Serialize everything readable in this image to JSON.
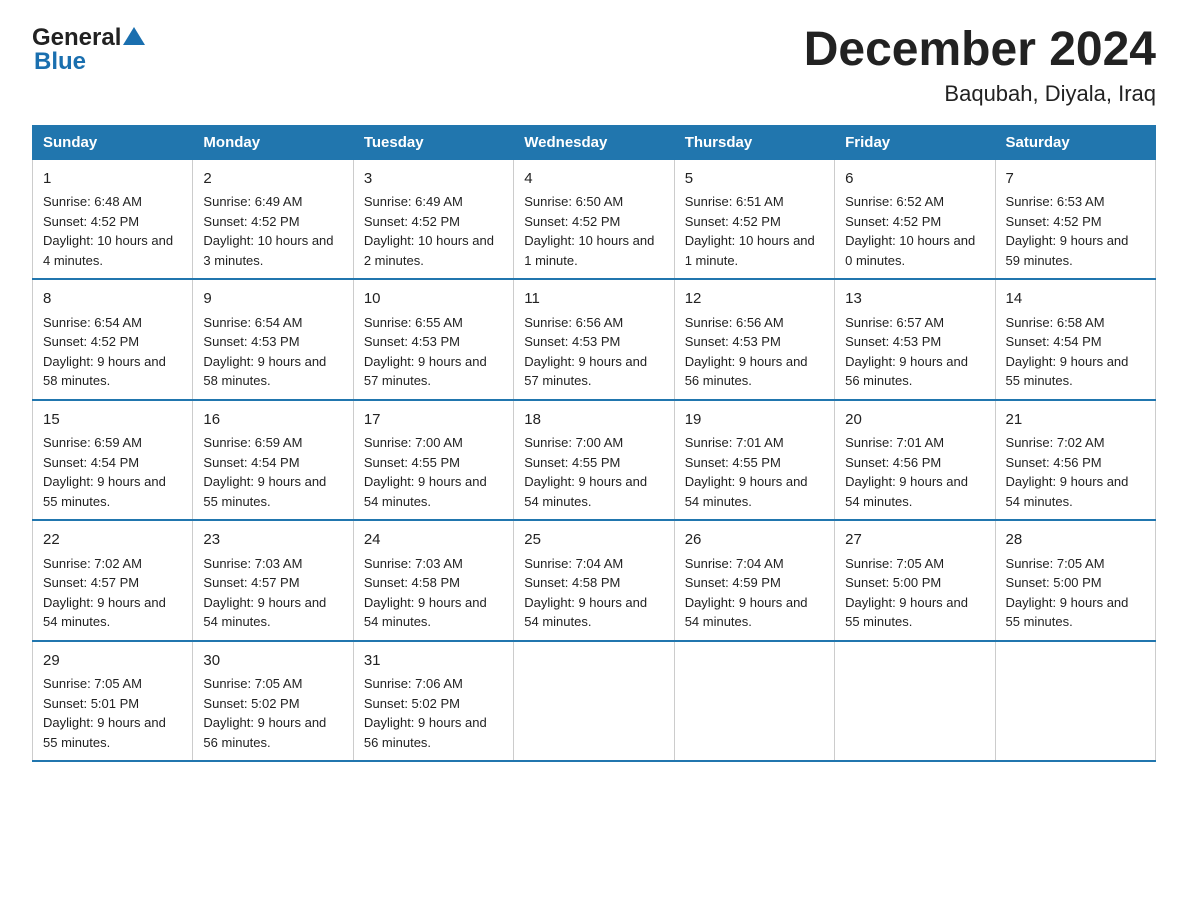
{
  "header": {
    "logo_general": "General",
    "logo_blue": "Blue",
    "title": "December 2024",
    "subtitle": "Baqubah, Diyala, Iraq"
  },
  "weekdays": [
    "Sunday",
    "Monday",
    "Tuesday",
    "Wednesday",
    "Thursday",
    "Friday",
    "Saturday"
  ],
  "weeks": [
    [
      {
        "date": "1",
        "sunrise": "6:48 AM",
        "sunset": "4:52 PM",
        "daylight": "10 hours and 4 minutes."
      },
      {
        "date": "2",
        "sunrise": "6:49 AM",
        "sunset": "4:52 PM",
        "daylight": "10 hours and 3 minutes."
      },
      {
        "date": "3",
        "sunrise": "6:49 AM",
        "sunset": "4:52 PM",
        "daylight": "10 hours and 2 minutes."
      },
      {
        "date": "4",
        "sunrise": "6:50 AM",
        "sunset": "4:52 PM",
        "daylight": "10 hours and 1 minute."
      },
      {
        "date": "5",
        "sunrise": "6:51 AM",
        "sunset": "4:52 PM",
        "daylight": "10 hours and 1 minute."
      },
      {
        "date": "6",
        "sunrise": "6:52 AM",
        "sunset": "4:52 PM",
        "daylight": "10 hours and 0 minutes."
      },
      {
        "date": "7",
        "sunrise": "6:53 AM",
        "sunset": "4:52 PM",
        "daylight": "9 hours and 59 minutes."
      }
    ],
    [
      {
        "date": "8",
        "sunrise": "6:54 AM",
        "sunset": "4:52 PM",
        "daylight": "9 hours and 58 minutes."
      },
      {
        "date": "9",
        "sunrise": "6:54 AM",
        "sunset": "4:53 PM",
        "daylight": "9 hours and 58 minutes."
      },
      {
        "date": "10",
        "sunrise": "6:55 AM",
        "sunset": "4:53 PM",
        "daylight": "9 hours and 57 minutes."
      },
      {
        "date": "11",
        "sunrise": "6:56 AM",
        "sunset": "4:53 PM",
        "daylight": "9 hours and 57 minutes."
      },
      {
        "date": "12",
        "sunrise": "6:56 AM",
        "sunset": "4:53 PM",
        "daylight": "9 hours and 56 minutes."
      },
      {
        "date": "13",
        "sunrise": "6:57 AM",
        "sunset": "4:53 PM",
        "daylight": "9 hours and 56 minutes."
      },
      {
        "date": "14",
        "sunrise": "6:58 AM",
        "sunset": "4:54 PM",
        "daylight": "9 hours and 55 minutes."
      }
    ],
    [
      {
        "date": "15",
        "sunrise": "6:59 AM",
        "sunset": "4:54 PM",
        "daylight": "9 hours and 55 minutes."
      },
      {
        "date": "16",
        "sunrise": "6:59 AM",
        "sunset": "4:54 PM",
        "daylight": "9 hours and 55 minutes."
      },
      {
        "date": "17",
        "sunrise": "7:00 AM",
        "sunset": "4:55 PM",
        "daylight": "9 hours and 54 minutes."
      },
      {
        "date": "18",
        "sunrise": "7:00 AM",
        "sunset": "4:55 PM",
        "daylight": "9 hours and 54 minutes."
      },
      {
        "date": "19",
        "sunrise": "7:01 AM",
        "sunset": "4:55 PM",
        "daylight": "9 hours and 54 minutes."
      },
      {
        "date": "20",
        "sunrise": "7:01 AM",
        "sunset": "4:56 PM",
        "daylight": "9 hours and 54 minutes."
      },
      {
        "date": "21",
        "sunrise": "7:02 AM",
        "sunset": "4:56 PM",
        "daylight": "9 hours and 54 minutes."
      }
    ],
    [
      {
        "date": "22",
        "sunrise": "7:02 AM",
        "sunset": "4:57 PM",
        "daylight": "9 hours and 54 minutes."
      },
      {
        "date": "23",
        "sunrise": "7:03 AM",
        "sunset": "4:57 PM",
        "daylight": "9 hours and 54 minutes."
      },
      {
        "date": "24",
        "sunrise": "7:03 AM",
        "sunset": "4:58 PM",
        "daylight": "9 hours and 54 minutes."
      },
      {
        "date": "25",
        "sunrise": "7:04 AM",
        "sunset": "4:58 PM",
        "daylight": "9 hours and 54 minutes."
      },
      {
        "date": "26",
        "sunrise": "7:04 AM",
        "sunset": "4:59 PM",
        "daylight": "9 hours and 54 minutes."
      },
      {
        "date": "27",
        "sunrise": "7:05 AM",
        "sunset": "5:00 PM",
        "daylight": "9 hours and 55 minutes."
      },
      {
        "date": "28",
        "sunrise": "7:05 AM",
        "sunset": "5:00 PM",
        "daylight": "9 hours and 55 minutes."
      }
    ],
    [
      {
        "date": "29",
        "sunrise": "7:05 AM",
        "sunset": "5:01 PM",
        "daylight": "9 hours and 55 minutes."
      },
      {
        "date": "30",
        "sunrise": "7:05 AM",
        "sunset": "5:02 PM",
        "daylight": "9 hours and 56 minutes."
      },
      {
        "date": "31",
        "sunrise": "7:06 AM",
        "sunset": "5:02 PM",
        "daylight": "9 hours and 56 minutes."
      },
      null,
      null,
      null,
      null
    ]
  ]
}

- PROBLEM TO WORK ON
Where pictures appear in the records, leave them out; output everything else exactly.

- SOLUTION BELOW
Serialize everything readable in this image to JSON.
{
  "header": {
    "logo_general": "General",
    "logo_blue": "Blue",
    "title": "December 2024",
    "subtitle": "Baqubah, Diyala, Iraq"
  },
  "weekdays": [
    "Sunday",
    "Monday",
    "Tuesday",
    "Wednesday",
    "Thursday",
    "Friday",
    "Saturday"
  ],
  "weeks": [
    [
      {
        "date": "1",
        "sunrise": "6:48 AM",
        "sunset": "4:52 PM",
        "daylight": "10 hours and 4 minutes."
      },
      {
        "date": "2",
        "sunrise": "6:49 AM",
        "sunset": "4:52 PM",
        "daylight": "10 hours and 3 minutes."
      },
      {
        "date": "3",
        "sunrise": "6:49 AM",
        "sunset": "4:52 PM",
        "daylight": "10 hours and 2 minutes."
      },
      {
        "date": "4",
        "sunrise": "6:50 AM",
        "sunset": "4:52 PM",
        "daylight": "10 hours and 1 minute."
      },
      {
        "date": "5",
        "sunrise": "6:51 AM",
        "sunset": "4:52 PM",
        "daylight": "10 hours and 1 minute."
      },
      {
        "date": "6",
        "sunrise": "6:52 AM",
        "sunset": "4:52 PM",
        "daylight": "10 hours and 0 minutes."
      },
      {
        "date": "7",
        "sunrise": "6:53 AM",
        "sunset": "4:52 PM",
        "daylight": "9 hours and 59 minutes."
      }
    ],
    [
      {
        "date": "8",
        "sunrise": "6:54 AM",
        "sunset": "4:52 PM",
        "daylight": "9 hours and 58 minutes."
      },
      {
        "date": "9",
        "sunrise": "6:54 AM",
        "sunset": "4:53 PM",
        "daylight": "9 hours and 58 minutes."
      },
      {
        "date": "10",
        "sunrise": "6:55 AM",
        "sunset": "4:53 PM",
        "daylight": "9 hours and 57 minutes."
      },
      {
        "date": "11",
        "sunrise": "6:56 AM",
        "sunset": "4:53 PM",
        "daylight": "9 hours and 57 minutes."
      },
      {
        "date": "12",
        "sunrise": "6:56 AM",
        "sunset": "4:53 PM",
        "daylight": "9 hours and 56 minutes."
      },
      {
        "date": "13",
        "sunrise": "6:57 AM",
        "sunset": "4:53 PM",
        "daylight": "9 hours and 56 minutes."
      },
      {
        "date": "14",
        "sunrise": "6:58 AM",
        "sunset": "4:54 PM",
        "daylight": "9 hours and 55 minutes."
      }
    ],
    [
      {
        "date": "15",
        "sunrise": "6:59 AM",
        "sunset": "4:54 PM",
        "daylight": "9 hours and 55 minutes."
      },
      {
        "date": "16",
        "sunrise": "6:59 AM",
        "sunset": "4:54 PM",
        "daylight": "9 hours and 55 minutes."
      },
      {
        "date": "17",
        "sunrise": "7:00 AM",
        "sunset": "4:55 PM",
        "daylight": "9 hours and 54 minutes."
      },
      {
        "date": "18",
        "sunrise": "7:00 AM",
        "sunset": "4:55 PM",
        "daylight": "9 hours and 54 minutes."
      },
      {
        "date": "19",
        "sunrise": "7:01 AM",
        "sunset": "4:55 PM",
        "daylight": "9 hours and 54 minutes."
      },
      {
        "date": "20",
        "sunrise": "7:01 AM",
        "sunset": "4:56 PM",
        "daylight": "9 hours and 54 minutes."
      },
      {
        "date": "21",
        "sunrise": "7:02 AM",
        "sunset": "4:56 PM",
        "daylight": "9 hours and 54 minutes."
      }
    ],
    [
      {
        "date": "22",
        "sunrise": "7:02 AM",
        "sunset": "4:57 PM",
        "daylight": "9 hours and 54 minutes."
      },
      {
        "date": "23",
        "sunrise": "7:03 AM",
        "sunset": "4:57 PM",
        "daylight": "9 hours and 54 minutes."
      },
      {
        "date": "24",
        "sunrise": "7:03 AM",
        "sunset": "4:58 PM",
        "daylight": "9 hours and 54 minutes."
      },
      {
        "date": "25",
        "sunrise": "7:04 AM",
        "sunset": "4:58 PM",
        "daylight": "9 hours and 54 minutes."
      },
      {
        "date": "26",
        "sunrise": "7:04 AM",
        "sunset": "4:59 PM",
        "daylight": "9 hours and 54 minutes."
      },
      {
        "date": "27",
        "sunrise": "7:05 AM",
        "sunset": "5:00 PM",
        "daylight": "9 hours and 55 minutes."
      },
      {
        "date": "28",
        "sunrise": "7:05 AM",
        "sunset": "5:00 PM",
        "daylight": "9 hours and 55 minutes."
      }
    ],
    [
      {
        "date": "29",
        "sunrise": "7:05 AM",
        "sunset": "5:01 PM",
        "daylight": "9 hours and 55 minutes."
      },
      {
        "date": "30",
        "sunrise": "7:05 AM",
        "sunset": "5:02 PM",
        "daylight": "9 hours and 56 minutes."
      },
      {
        "date": "31",
        "sunrise": "7:06 AM",
        "sunset": "5:02 PM",
        "daylight": "9 hours and 56 minutes."
      },
      null,
      null,
      null,
      null
    ]
  ]
}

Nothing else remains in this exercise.